Description of the task => Find every line below that contains the word "JSON" and copy it out.

Data provided =>

=-=-=-=-=

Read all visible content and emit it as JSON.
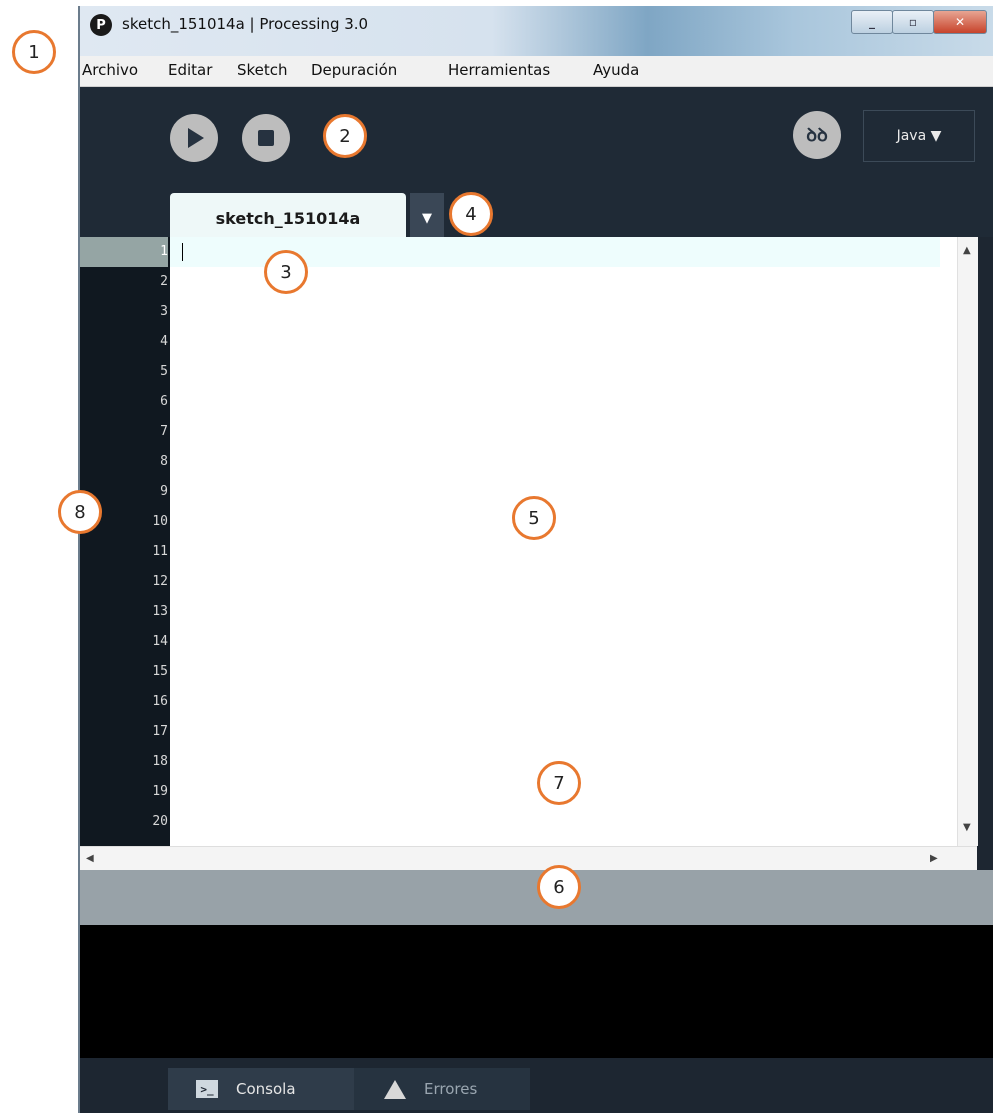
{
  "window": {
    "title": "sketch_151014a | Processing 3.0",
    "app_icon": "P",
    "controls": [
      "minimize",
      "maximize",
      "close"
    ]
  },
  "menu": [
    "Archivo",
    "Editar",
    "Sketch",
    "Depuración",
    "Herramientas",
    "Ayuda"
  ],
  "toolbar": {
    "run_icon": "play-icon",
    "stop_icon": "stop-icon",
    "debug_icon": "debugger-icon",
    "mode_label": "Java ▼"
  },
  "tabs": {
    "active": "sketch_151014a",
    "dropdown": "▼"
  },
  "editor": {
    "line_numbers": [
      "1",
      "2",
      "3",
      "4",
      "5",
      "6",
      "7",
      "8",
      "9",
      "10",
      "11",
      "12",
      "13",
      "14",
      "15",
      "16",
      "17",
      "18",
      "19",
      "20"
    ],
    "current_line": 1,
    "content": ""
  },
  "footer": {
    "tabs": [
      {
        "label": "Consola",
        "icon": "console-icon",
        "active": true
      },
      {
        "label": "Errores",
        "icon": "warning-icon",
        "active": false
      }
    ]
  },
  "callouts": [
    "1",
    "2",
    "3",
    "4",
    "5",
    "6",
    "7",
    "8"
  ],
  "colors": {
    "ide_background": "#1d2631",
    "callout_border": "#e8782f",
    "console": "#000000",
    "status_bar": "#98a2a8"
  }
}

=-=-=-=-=

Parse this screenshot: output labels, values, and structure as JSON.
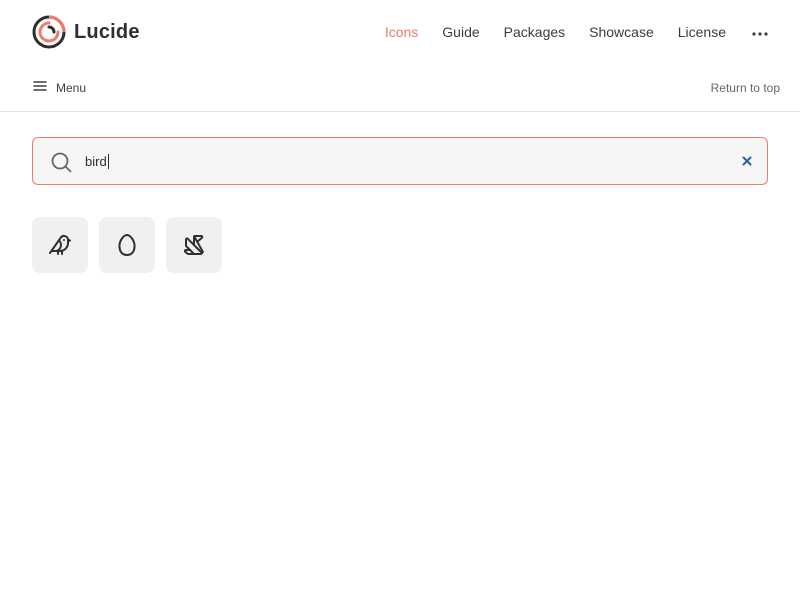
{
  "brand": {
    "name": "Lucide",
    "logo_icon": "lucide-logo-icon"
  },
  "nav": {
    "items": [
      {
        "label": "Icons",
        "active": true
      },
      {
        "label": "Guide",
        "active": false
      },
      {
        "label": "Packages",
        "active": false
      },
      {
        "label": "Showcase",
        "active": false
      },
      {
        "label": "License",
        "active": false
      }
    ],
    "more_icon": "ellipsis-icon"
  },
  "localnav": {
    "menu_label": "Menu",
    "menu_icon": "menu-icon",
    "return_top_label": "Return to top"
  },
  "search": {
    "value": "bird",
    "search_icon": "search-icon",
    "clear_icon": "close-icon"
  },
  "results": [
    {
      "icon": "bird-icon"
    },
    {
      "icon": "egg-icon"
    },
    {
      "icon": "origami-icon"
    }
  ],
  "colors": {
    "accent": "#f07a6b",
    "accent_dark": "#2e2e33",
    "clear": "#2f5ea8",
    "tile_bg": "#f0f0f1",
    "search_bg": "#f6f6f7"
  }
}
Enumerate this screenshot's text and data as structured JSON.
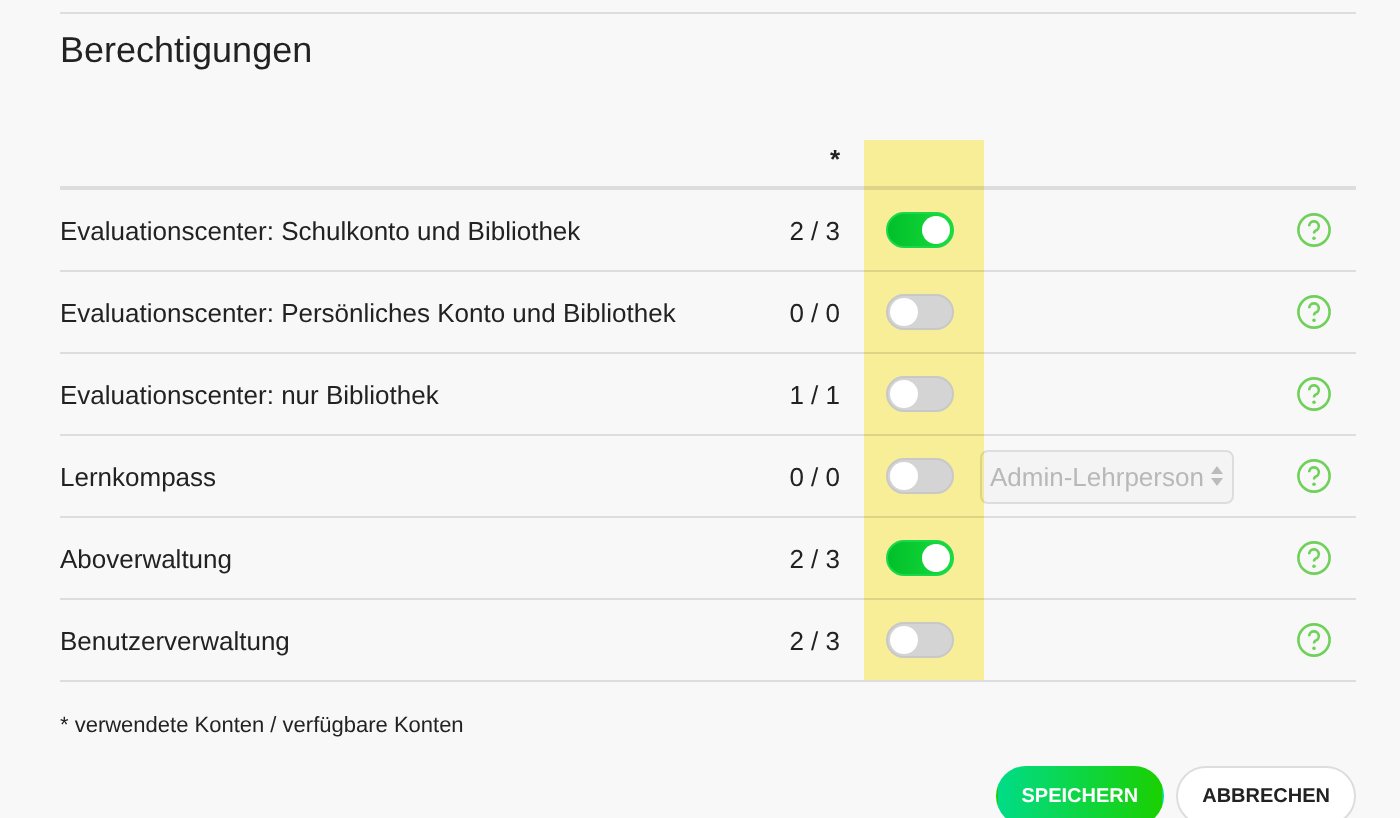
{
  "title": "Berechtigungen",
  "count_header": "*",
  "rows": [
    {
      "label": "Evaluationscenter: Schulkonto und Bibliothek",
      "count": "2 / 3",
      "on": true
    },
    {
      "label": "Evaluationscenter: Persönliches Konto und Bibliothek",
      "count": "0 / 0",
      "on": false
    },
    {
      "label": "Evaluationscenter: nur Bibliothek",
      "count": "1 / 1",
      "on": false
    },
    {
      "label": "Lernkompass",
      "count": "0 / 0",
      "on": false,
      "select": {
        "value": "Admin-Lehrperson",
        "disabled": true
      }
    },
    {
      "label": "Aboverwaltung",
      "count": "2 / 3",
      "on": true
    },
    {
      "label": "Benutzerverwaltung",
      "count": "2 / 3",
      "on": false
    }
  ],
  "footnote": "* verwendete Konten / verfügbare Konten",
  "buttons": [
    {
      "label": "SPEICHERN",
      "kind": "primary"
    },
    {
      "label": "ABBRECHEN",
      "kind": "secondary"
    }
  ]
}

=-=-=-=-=

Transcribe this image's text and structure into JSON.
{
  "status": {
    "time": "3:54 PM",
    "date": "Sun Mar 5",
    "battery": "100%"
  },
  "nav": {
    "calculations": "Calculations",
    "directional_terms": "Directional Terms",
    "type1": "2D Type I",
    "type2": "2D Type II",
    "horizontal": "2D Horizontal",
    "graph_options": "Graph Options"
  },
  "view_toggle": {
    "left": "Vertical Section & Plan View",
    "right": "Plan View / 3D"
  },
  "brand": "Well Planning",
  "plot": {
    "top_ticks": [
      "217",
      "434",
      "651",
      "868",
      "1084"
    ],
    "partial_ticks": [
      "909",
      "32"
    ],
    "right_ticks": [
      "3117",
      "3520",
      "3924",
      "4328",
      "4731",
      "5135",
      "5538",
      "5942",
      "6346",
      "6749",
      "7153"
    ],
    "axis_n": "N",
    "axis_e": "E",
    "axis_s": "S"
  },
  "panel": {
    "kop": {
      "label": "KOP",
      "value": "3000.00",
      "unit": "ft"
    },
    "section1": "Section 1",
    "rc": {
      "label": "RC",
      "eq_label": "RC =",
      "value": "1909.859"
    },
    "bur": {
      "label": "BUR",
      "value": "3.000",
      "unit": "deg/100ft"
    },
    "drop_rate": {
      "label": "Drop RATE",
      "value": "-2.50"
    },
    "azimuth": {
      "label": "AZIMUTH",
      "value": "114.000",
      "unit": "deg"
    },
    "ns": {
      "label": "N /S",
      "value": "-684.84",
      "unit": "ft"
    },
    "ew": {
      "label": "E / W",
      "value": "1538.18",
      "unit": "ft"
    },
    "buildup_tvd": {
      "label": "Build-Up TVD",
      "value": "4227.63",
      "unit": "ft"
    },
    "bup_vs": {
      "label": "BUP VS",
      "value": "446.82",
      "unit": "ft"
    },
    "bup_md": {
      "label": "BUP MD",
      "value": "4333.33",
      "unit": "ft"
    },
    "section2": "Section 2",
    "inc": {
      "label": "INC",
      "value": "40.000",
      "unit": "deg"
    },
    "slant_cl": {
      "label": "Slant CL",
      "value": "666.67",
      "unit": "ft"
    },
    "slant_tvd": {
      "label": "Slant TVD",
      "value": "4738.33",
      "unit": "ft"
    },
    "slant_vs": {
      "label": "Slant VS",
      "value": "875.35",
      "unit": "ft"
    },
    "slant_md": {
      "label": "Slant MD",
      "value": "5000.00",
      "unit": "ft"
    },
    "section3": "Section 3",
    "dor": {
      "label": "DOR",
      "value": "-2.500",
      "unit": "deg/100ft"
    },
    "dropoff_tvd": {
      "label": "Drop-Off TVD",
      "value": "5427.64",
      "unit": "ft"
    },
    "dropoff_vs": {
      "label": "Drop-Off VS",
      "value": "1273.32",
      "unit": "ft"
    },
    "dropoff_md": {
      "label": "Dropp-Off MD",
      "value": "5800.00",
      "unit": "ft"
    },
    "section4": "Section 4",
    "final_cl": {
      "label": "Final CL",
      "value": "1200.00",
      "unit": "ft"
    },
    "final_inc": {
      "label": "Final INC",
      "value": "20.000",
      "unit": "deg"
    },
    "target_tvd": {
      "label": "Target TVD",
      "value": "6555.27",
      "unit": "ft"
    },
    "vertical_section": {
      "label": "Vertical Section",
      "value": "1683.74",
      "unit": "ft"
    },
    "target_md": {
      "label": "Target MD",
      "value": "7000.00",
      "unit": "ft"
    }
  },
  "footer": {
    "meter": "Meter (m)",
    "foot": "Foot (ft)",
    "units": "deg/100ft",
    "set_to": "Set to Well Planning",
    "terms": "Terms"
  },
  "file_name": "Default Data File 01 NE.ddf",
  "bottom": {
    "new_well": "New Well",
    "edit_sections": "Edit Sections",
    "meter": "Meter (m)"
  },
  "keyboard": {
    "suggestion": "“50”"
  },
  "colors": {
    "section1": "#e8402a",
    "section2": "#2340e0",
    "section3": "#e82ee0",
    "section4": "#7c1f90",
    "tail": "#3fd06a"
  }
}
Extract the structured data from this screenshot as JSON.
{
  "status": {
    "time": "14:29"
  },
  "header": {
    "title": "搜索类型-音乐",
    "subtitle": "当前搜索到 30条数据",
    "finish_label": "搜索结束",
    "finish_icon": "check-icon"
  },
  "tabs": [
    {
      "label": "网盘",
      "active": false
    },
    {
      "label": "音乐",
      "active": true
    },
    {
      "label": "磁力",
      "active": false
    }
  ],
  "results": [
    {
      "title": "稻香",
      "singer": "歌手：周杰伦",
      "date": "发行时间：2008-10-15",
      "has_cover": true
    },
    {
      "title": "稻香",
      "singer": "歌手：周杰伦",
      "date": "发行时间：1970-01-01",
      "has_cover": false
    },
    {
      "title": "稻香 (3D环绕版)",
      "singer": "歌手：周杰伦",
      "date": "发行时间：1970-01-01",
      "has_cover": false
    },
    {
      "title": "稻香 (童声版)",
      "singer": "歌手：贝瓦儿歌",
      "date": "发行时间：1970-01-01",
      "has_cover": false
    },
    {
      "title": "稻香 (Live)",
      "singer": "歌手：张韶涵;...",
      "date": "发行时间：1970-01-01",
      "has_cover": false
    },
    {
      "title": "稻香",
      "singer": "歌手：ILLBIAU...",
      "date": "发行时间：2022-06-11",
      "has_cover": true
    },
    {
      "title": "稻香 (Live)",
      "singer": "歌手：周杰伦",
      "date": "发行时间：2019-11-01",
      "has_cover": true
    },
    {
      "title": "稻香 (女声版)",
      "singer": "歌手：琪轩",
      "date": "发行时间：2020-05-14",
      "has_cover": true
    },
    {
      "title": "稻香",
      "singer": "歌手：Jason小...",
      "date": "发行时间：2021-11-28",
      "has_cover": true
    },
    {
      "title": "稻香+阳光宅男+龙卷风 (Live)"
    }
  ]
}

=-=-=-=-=

Final answer =>
Read all visible content and emit it as JSON.
Parse this screenshot: output labels, values, and structure as JSON.
Enumerate this screenshot's text and data as structured JSON.
Transcribe this image's text and structure into JSON.
Extract the structured data from this screenshot as JSON.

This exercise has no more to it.